by Lorrie Brook / Young Children / 6 Jun 2016

Nurturing your child's inner strength




Each child is born with a unique gift, an a strength that they are great at. For parents, the key is to recognise and encourage this strength so that it enables the child to reach their true potential.

I recently worked with Jane and her son Alex, a 16 month year old boy who did not walk and preferred to manoeuvred himself by rolling around. Alex was a healthy boy and was great at talker! However, when his Mum asked him sit him up or encouraged him to crawl he became like a floppy doll.

Jane informed me that Alex loved all things technical and even at such a young age, was able to use the DVD player, use the remote and switch on the TV. In addition, he was so eloquent in his speech and had a really adult way of communicating. .This information was important to Jane as she recognised he would be good at IT, technology and a great communicator.

After 3 months of physio Alex finally sat and began to walk. On my advice, Jane also purchased some technology based toys (such as buttons to push and talking back toys) that would stimulate and encourage Alex to walk to them and play. This was a huge success and Alex's walking improved considerably.

The good news is that Jane continued to nurture these strengths throughout Alex’s childhood and even asked his teachers to present work to Alex electronically Jane also accepted that Alex was never going to enjoy sport as he obviously had a preference for .IT and technology.    The good news is that Alex is now 26 years old and is a computer wiz. He also combines his excellent communication skills with his technology skills by teaching IT programs.

The key to nurturing a child’s strength is to carefully watch and listen to your child. Even from 12 months a child will start to show you their gift whether it is a tendency to sing, dance, use their imagination, play sport, explore or communicate really well. Your child maybe good at arguing – so perhaps their debating skills should be encouraged!

Be sure to allow your child time to explore their talent whether it be at home or in outside groups and classes. For example, if you child loves to dance, consider enrolling them in a dance class or take them to the ballet.   Also dance with your child at home and let them . express themselves in a way that is empowering.

A key point however is to allow your child to show you their gift, rather than as a parent, projecting the gift that you would like them to have!

Even the most strong willed child has a gift and this trait is often found in adults who want to make a difference in the world such as Oprah and Richard Branson. .

[caption id="attachment_1355" align="alignleft" width="300"]Jean Sheehan How to Nuture a Child's Strength to realise their full potential by Jean Sheehan[/caption]
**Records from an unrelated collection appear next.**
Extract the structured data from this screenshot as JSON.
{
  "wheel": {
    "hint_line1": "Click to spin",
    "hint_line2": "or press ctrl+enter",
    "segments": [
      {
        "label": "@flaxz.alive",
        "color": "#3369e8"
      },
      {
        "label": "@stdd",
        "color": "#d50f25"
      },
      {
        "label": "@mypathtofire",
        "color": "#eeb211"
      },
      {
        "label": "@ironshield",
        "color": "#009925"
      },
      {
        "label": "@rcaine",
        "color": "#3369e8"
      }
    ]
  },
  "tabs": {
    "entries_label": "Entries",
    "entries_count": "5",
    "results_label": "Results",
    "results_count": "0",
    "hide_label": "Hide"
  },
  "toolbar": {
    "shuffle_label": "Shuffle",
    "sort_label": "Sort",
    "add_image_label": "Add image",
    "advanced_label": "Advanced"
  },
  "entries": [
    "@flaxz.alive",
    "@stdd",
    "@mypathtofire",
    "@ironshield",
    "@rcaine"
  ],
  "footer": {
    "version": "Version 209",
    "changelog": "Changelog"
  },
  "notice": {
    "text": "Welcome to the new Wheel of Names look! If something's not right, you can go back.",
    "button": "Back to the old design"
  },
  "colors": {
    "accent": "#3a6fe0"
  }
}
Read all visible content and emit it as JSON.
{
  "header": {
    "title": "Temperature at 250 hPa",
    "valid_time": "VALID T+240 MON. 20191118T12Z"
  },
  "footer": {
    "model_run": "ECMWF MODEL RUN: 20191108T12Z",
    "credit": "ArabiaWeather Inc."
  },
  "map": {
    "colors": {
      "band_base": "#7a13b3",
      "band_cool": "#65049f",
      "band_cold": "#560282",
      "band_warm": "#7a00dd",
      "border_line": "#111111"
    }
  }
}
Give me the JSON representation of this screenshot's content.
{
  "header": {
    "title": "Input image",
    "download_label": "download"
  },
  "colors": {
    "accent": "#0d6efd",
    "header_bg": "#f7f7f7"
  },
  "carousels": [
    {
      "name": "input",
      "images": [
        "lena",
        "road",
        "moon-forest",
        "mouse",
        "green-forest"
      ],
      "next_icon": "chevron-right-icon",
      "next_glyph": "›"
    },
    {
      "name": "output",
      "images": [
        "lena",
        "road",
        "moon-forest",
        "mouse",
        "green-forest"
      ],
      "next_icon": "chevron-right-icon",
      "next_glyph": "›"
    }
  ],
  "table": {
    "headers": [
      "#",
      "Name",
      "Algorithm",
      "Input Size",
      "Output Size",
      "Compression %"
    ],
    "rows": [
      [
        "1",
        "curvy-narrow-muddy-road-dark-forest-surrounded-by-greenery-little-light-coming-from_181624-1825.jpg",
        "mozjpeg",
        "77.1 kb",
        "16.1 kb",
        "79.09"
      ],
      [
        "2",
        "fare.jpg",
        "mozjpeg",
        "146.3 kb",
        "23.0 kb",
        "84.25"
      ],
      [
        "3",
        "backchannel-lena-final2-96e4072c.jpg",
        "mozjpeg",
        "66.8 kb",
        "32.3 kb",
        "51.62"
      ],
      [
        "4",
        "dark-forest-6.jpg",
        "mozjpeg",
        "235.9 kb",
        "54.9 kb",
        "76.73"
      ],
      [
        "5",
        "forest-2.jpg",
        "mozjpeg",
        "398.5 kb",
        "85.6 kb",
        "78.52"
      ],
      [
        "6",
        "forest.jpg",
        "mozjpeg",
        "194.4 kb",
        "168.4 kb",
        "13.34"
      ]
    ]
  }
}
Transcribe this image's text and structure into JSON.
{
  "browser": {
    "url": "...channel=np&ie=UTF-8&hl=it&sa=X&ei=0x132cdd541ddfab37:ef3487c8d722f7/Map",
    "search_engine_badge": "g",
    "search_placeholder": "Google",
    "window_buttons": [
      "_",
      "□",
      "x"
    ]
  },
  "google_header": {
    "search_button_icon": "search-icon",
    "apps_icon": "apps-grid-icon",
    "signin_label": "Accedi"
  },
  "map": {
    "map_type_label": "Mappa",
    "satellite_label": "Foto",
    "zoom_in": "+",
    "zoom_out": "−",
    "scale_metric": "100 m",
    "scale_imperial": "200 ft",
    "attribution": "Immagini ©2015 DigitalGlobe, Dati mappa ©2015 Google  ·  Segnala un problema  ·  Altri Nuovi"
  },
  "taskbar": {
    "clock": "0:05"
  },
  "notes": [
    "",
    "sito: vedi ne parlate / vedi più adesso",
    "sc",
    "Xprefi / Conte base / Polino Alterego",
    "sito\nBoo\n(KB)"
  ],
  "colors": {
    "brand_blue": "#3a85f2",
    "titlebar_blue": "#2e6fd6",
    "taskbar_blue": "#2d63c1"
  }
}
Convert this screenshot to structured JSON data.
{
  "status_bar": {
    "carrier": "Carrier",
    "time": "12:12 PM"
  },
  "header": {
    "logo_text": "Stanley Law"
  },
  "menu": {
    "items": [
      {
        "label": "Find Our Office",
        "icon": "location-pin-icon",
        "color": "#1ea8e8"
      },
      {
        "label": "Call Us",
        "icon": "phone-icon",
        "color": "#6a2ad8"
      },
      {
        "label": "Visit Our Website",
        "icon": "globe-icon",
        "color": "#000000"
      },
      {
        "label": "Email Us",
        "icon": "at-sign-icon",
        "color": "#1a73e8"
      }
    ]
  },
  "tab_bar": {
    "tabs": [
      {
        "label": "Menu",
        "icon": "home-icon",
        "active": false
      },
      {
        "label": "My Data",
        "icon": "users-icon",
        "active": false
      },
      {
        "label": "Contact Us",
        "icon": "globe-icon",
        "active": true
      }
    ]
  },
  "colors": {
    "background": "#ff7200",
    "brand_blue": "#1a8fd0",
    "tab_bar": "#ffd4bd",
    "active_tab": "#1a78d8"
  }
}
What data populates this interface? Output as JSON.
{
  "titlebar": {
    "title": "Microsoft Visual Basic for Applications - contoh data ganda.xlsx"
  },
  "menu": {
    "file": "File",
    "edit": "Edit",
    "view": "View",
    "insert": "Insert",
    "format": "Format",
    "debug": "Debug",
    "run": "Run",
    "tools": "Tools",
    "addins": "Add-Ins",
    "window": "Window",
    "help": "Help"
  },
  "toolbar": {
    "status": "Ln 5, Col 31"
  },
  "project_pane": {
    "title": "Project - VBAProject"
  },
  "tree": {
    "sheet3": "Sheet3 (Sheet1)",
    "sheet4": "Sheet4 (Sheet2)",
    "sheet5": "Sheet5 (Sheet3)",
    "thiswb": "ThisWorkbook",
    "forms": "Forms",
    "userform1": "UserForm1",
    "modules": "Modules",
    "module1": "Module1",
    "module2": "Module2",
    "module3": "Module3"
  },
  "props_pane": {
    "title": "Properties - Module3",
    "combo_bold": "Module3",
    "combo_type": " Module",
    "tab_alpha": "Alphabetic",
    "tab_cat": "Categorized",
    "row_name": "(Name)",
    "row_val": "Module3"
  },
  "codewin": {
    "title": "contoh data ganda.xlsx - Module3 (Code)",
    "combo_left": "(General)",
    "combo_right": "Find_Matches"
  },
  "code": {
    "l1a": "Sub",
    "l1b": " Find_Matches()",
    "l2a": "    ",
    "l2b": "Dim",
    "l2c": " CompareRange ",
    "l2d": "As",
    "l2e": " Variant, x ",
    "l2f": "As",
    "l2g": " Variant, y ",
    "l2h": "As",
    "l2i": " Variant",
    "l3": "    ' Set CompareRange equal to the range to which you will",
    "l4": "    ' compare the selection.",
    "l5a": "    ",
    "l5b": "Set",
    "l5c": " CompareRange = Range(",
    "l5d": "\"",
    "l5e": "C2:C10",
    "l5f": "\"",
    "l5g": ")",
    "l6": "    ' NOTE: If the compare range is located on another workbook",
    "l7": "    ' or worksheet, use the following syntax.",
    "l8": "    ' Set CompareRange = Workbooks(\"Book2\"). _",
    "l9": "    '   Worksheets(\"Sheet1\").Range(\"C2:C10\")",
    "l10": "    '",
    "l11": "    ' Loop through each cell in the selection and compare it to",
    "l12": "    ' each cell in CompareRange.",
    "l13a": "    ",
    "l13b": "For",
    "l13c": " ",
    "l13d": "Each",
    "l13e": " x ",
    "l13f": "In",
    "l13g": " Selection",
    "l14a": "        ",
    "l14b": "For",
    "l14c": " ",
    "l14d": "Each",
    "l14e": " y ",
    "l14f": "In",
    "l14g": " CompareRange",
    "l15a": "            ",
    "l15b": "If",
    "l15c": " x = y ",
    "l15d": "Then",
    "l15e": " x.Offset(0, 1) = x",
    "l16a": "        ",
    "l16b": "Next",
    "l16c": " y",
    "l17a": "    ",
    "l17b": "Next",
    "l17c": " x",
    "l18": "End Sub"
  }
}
Jean Sheehan is the award winning founder of Jean runs a wide range of courses for parents, adults and children, sharing her techniques which assist in them becoming more empowered and enhancing self esteem and self worth.